Dataset excerpts:

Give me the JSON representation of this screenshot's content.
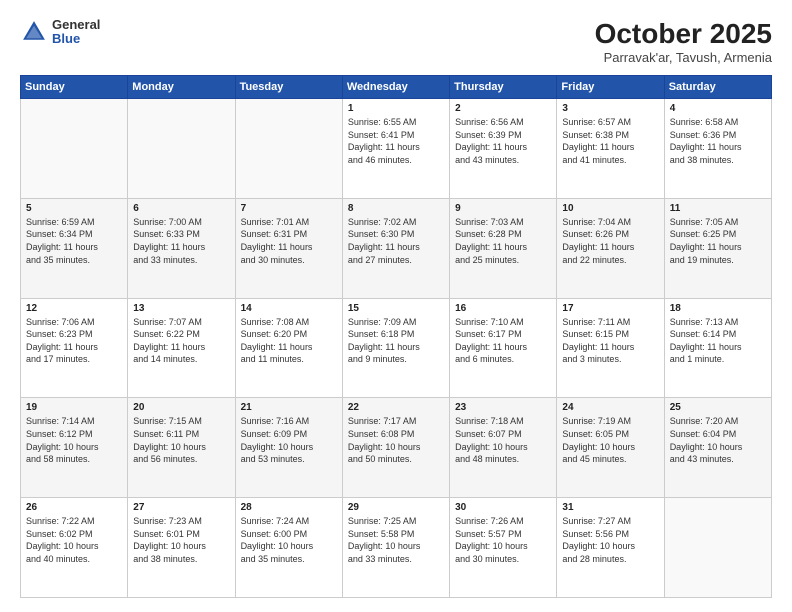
{
  "header": {
    "logo_general": "General",
    "logo_blue": "Blue",
    "title": "October 2025",
    "subtitle": "Parravak'ar, Tavush, Armenia"
  },
  "weekdays": [
    "Sunday",
    "Monday",
    "Tuesday",
    "Wednesday",
    "Thursday",
    "Friday",
    "Saturday"
  ],
  "rows": [
    [
      {
        "day": "",
        "info": ""
      },
      {
        "day": "",
        "info": ""
      },
      {
        "day": "",
        "info": ""
      },
      {
        "day": "1",
        "info": "Sunrise: 6:55 AM\nSunset: 6:41 PM\nDaylight: 11 hours\nand 46 minutes."
      },
      {
        "day": "2",
        "info": "Sunrise: 6:56 AM\nSunset: 6:39 PM\nDaylight: 11 hours\nand 43 minutes."
      },
      {
        "day": "3",
        "info": "Sunrise: 6:57 AM\nSunset: 6:38 PM\nDaylight: 11 hours\nand 41 minutes."
      },
      {
        "day": "4",
        "info": "Sunrise: 6:58 AM\nSunset: 6:36 PM\nDaylight: 11 hours\nand 38 minutes."
      }
    ],
    [
      {
        "day": "5",
        "info": "Sunrise: 6:59 AM\nSunset: 6:34 PM\nDaylight: 11 hours\nand 35 minutes."
      },
      {
        "day": "6",
        "info": "Sunrise: 7:00 AM\nSunset: 6:33 PM\nDaylight: 11 hours\nand 33 minutes."
      },
      {
        "day": "7",
        "info": "Sunrise: 7:01 AM\nSunset: 6:31 PM\nDaylight: 11 hours\nand 30 minutes."
      },
      {
        "day": "8",
        "info": "Sunrise: 7:02 AM\nSunset: 6:30 PM\nDaylight: 11 hours\nand 27 minutes."
      },
      {
        "day": "9",
        "info": "Sunrise: 7:03 AM\nSunset: 6:28 PM\nDaylight: 11 hours\nand 25 minutes."
      },
      {
        "day": "10",
        "info": "Sunrise: 7:04 AM\nSunset: 6:26 PM\nDaylight: 11 hours\nand 22 minutes."
      },
      {
        "day": "11",
        "info": "Sunrise: 7:05 AM\nSunset: 6:25 PM\nDaylight: 11 hours\nand 19 minutes."
      }
    ],
    [
      {
        "day": "12",
        "info": "Sunrise: 7:06 AM\nSunset: 6:23 PM\nDaylight: 11 hours\nand 17 minutes."
      },
      {
        "day": "13",
        "info": "Sunrise: 7:07 AM\nSunset: 6:22 PM\nDaylight: 11 hours\nand 14 minutes."
      },
      {
        "day": "14",
        "info": "Sunrise: 7:08 AM\nSunset: 6:20 PM\nDaylight: 11 hours\nand 11 minutes."
      },
      {
        "day": "15",
        "info": "Sunrise: 7:09 AM\nSunset: 6:18 PM\nDaylight: 11 hours\nand 9 minutes."
      },
      {
        "day": "16",
        "info": "Sunrise: 7:10 AM\nSunset: 6:17 PM\nDaylight: 11 hours\nand 6 minutes."
      },
      {
        "day": "17",
        "info": "Sunrise: 7:11 AM\nSunset: 6:15 PM\nDaylight: 11 hours\nand 3 minutes."
      },
      {
        "day": "18",
        "info": "Sunrise: 7:13 AM\nSunset: 6:14 PM\nDaylight: 11 hours\nand 1 minute."
      }
    ],
    [
      {
        "day": "19",
        "info": "Sunrise: 7:14 AM\nSunset: 6:12 PM\nDaylight: 10 hours\nand 58 minutes."
      },
      {
        "day": "20",
        "info": "Sunrise: 7:15 AM\nSunset: 6:11 PM\nDaylight: 10 hours\nand 56 minutes."
      },
      {
        "day": "21",
        "info": "Sunrise: 7:16 AM\nSunset: 6:09 PM\nDaylight: 10 hours\nand 53 minutes."
      },
      {
        "day": "22",
        "info": "Sunrise: 7:17 AM\nSunset: 6:08 PM\nDaylight: 10 hours\nand 50 minutes."
      },
      {
        "day": "23",
        "info": "Sunrise: 7:18 AM\nSunset: 6:07 PM\nDaylight: 10 hours\nand 48 minutes."
      },
      {
        "day": "24",
        "info": "Sunrise: 7:19 AM\nSunset: 6:05 PM\nDaylight: 10 hours\nand 45 minutes."
      },
      {
        "day": "25",
        "info": "Sunrise: 7:20 AM\nSunset: 6:04 PM\nDaylight: 10 hours\nand 43 minutes."
      }
    ],
    [
      {
        "day": "26",
        "info": "Sunrise: 7:22 AM\nSunset: 6:02 PM\nDaylight: 10 hours\nand 40 minutes."
      },
      {
        "day": "27",
        "info": "Sunrise: 7:23 AM\nSunset: 6:01 PM\nDaylight: 10 hours\nand 38 minutes."
      },
      {
        "day": "28",
        "info": "Sunrise: 7:24 AM\nSunset: 6:00 PM\nDaylight: 10 hours\nand 35 minutes."
      },
      {
        "day": "29",
        "info": "Sunrise: 7:25 AM\nSunset: 5:58 PM\nDaylight: 10 hours\nand 33 minutes."
      },
      {
        "day": "30",
        "info": "Sunrise: 7:26 AM\nSunset: 5:57 PM\nDaylight: 10 hours\nand 30 minutes."
      },
      {
        "day": "31",
        "info": "Sunrise: 7:27 AM\nSunset: 5:56 PM\nDaylight: 10 hours\nand 28 minutes."
      },
      {
        "day": "",
        "info": ""
      }
    ]
  ]
}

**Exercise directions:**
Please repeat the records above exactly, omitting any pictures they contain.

**Task output:**
Give me the JSON representation of this screenshot's content.
{
  "header": {
    "logo_general": "General",
    "logo_blue": "Blue",
    "title": "October 2025",
    "subtitle": "Parravak'ar, Tavush, Armenia"
  },
  "weekdays": [
    "Sunday",
    "Monday",
    "Tuesday",
    "Wednesday",
    "Thursday",
    "Friday",
    "Saturday"
  ],
  "rows": [
    [
      {
        "day": "",
        "info": ""
      },
      {
        "day": "",
        "info": ""
      },
      {
        "day": "",
        "info": ""
      },
      {
        "day": "1",
        "info": "Sunrise: 6:55 AM\nSunset: 6:41 PM\nDaylight: 11 hours\nand 46 minutes."
      },
      {
        "day": "2",
        "info": "Sunrise: 6:56 AM\nSunset: 6:39 PM\nDaylight: 11 hours\nand 43 minutes."
      },
      {
        "day": "3",
        "info": "Sunrise: 6:57 AM\nSunset: 6:38 PM\nDaylight: 11 hours\nand 41 minutes."
      },
      {
        "day": "4",
        "info": "Sunrise: 6:58 AM\nSunset: 6:36 PM\nDaylight: 11 hours\nand 38 minutes."
      }
    ],
    [
      {
        "day": "5",
        "info": "Sunrise: 6:59 AM\nSunset: 6:34 PM\nDaylight: 11 hours\nand 35 minutes."
      },
      {
        "day": "6",
        "info": "Sunrise: 7:00 AM\nSunset: 6:33 PM\nDaylight: 11 hours\nand 33 minutes."
      },
      {
        "day": "7",
        "info": "Sunrise: 7:01 AM\nSunset: 6:31 PM\nDaylight: 11 hours\nand 30 minutes."
      },
      {
        "day": "8",
        "info": "Sunrise: 7:02 AM\nSunset: 6:30 PM\nDaylight: 11 hours\nand 27 minutes."
      },
      {
        "day": "9",
        "info": "Sunrise: 7:03 AM\nSunset: 6:28 PM\nDaylight: 11 hours\nand 25 minutes."
      },
      {
        "day": "10",
        "info": "Sunrise: 7:04 AM\nSunset: 6:26 PM\nDaylight: 11 hours\nand 22 minutes."
      },
      {
        "day": "11",
        "info": "Sunrise: 7:05 AM\nSunset: 6:25 PM\nDaylight: 11 hours\nand 19 minutes."
      }
    ],
    [
      {
        "day": "12",
        "info": "Sunrise: 7:06 AM\nSunset: 6:23 PM\nDaylight: 11 hours\nand 17 minutes."
      },
      {
        "day": "13",
        "info": "Sunrise: 7:07 AM\nSunset: 6:22 PM\nDaylight: 11 hours\nand 14 minutes."
      },
      {
        "day": "14",
        "info": "Sunrise: 7:08 AM\nSunset: 6:20 PM\nDaylight: 11 hours\nand 11 minutes."
      },
      {
        "day": "15",
        "info": "Sunrise: 7:09 AM\nSunset: 6:18 PM\nDaylight: 11 hours\nand 9 minutes."
      },
      {
        "day": "16",
        "info": "Sunrise: 7:10 AM\nSunset: 6:17 PM\nDaylight: 11 hours\nand 6 minutes."
      },
      {
        "day": "17",
        "info": "Sunrise: 7:11 AM\nSunset: 6:15 PM\nDaylight: 11 hours\nand 3 minutes."
      },
      {
        "day": "18",
        "info": "Sunrise: 7:13 AM\nSunset: 6:14 PM\nDaylight: 11 hours\nand 1 minute."
      }
    ],
    [
      {
        "day": "19",
        "info": "Sunrise: 7:14 AM\nSunset: 6:12 PM\nDaylight: 10 hours\nand 58 minutes."
      },
      {
        "day": "20",
        "info": "Sunrise: 7:15 AM\nSunset: 6:11 PM\nDaylight: 10 hours\nand 56 minutes."
      },
      {
        "day": "21",
        "info": "Sunrise: 7:16 AM\nSunset: 6:09 PM\nDaylight: 10 hours\nand 53 minutes."
      },
      {
        "day": "22",
        "info": "Sunrise: 7:17 AM\nSunset: 6:08 PM\nDaylight: 10 hours\nand 50 minutes."
      },
      {
        "day": "23",
        "info": "Sunrise: 7:18 AM\nSunset: 6:07 PM\nDaylight: 10 hours\nand 48 minutes."
      },
      {
        "day": "24",
        "info": "Sunrise: 7:19 AM\nSunset: 6:05 PM\nDaylight: 10 hours\nand 45 minutes."
      },
      {
        "day": "25",
        "info": "Sunrise: 7:20 AM\nSunset: 6:04 PM\nDaylight: 10 hours\nand 43 minutes."
      }
    ],
    [
      {
        "day": "26",
        "info": "Sunrise: 7:22 AM\nSunset: 6:02 PM\nDaylight: 10 hours\nand 40 minutes."
      },
      {
        "day": "27",
        "info": "Sunrise: 7:23 AM\nSunset: 6:01 PM\nDaylight: 10 hours\nand 38 minutes."
      },
      {
        "day": "28",
        "info": "Sunrise: 7:24 AM\nSunset: 6:00 PM\nDaylight: 10 hours\nand 35 minutes."
      },
      {
        "day": "29",
        "info": "Sunrise: 7:25 AM\nSunset: 5:58 PM\nDaylight: 10 hours\nand 33 minutes."
      },
      {
        "day": "30",
        "info": "Sunrise: 7:26 AM\nSunset: 5:57 PM\nDaylight: 10 hours\nand 30 minutes."
      },
      {
        "day": "31",
        "info": "Sunrise: 7:27 AM\nSunset: 5:56 PM\nDaylight: 10 hours\nand 28 minutes."
      },
      {
        "day": "",
        "info": ""
      }
    ]
  ]
}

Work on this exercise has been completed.